Overstock Patrick BryneThe regular readers of this blog are familiar with the issues at Overstock.com. The company can’t turn a profit to save its life, but CEO Patrick Byrne blames that on short sellers. The fact is that the financial statements have some curious things in them, but Byrne never gets around to actually straightening out all the discrepancies.

This week Sam Antar offered Byrne an opportunity to do just that… explain discrepancies and answer questions.

You see, Patrick Byrne thought he was being cute during last week’s earnings call when he said:

Sam Antar, if you want to join us as an [inter-locketer], I have to stick around — I have to leave in 15 minutes but I’m hoping you’ll join, Sam.

This is none other than the Patrick Byrne who believes a Sith Lord is masterminding a conspiracy that is causing Overstock.com to be a horrible company. The same Patrick Byrne whose underlings threaten teenage bloggers. The same Patrick Byrne who is so interested in his job that he’s busy playing on the internet while he’s supposed to be paying attention to an earnings conference call for investors. The same Patrick Byrne who posts messages about Overstock.com on discussion boards without disclosing that he is the CEO of the company he’s hyping. The same Patrick Byrne whose financial statements hint to the possibility of earnings management. Read More
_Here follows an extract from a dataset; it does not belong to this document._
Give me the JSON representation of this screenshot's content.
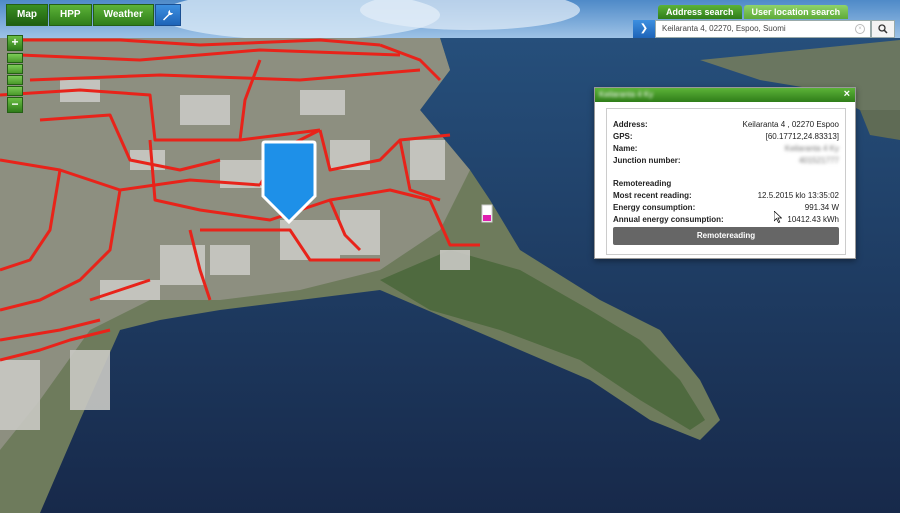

24 Oct

Beware: Natural Disasters Create an Opportunity for Fraud

A major natural disaster such as the California wildfires does more damage than just what you see. When the cleanup and restoration begin, there can be more trouble in the form of fraud.

Isn’t fraud the last thing you should be thinking about? Isn’t the most important thing to just recover from the disaster and move forward? Yes, that’s important. But unfortunately, unscrupulous people and businesses make the issue of fraud something that cannot be ignored.

The most obvious opportunity for fraud starts with contractors who clean, restore, and replace destroyed property. Dishonest contractors may use the widespread need for services as an opportunity to overcharge insurance companies and property owners. They may bill for work not performed, unfairly inflate prices, or not complete projects. Read More

23 Oct

Flip This House lawsuit update

This information is old (from early June), but since I have so many people reaching my site with searches related to Flip This House, I thought I’d print it anyway.

I wrote previously about the lawsuit between A&E and Richard Davis of Trademark Properties here and here. Most of my information was derived from a website called Flip This Lawsuit. The owner of that site summarized a June 6 hearing on summary judgment motions made by A&E. Essentially, A&E said that no written contract existed between them and Davis/Trademark, and that the verbal contract wasn’t what Davis claims it is.

Important issues decided during this hearing, per Flip This Lawsuit: Read More